Viral Infections and Their Impact on the Respiratory Microbiome in Pediatric Patients with Cystic Fibrosis
Saturday, March 5, 2016: 2:15 PM
Room 406AB (Convention Center)
Gina T. Coscia, MD, , ,
Rationale:   Viruses are known to impact clinical status in patients with cystic fibrosis (CF); however their effects on the respiratory microbiome are unclear. The goal of our study is to assess changes in the lung microbiome of pediatric patients with CF during periods of wellness and exacerbation, with a focus on the impact of viral infection, using culture-dependent and independent techniques. Our hypothesis is that viruses impact the respiratory microbiome leading to worse clinical sequelae during exacerbation.

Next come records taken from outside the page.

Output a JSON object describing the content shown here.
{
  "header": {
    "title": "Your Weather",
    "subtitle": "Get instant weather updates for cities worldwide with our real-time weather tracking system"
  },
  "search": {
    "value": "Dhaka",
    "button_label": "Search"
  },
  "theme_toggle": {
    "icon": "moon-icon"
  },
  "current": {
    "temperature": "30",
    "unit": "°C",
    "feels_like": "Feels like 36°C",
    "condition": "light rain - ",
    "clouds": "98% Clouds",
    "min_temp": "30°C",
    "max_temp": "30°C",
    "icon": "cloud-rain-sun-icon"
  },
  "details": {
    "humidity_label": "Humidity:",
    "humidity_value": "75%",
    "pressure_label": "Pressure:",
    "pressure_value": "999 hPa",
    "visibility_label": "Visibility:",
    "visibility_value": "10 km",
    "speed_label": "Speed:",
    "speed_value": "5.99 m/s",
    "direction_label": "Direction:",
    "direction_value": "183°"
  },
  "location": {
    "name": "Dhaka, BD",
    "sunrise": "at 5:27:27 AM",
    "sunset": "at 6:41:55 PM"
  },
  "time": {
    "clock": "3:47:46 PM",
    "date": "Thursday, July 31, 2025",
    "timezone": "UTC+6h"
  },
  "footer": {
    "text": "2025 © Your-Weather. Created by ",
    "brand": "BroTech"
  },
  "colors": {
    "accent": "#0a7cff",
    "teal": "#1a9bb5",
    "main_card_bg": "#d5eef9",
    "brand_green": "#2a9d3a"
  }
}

Methods:  In this prospective, longitudinal study we recruited 101 pediatric patients with CF, ages 0-22 years. We collected oropharyngeal swab, sputum, and BAL samples from subjects during their clinical baseline and exacerbation states. We used Illumina sequencing and standard culture for bacterial detection and quantitative RT-PCR techniques for viral detection. 

Results: We collected 380 samples from 102 subjects between March, 2013 and June, 2014. Seventy-three samples are virus positive and 307 are virus negative. The most prevalent viruses in our cohort are rhinovirus/enterovirus and coronavirus.  Virus (+) samples are associated with a greater prevalence of traditional CF pathogens (p = 0.0018).  We found no clear relationship between viral infections and clinical status or lung function.  Using deep-sequencing, we defined 1,772 OTUs rarified to 10,000 reads and found some changes in relative abundances of organisms in virus (+) compared to virus (-) samples, particularly prevotella species.

Conclusions: Detection of viruses in pediatric patients with CF may predict subsequent infection with traditional CF pathogens.  Viruses may also be associated with subtle changes in the microbiome but further analysis is needed.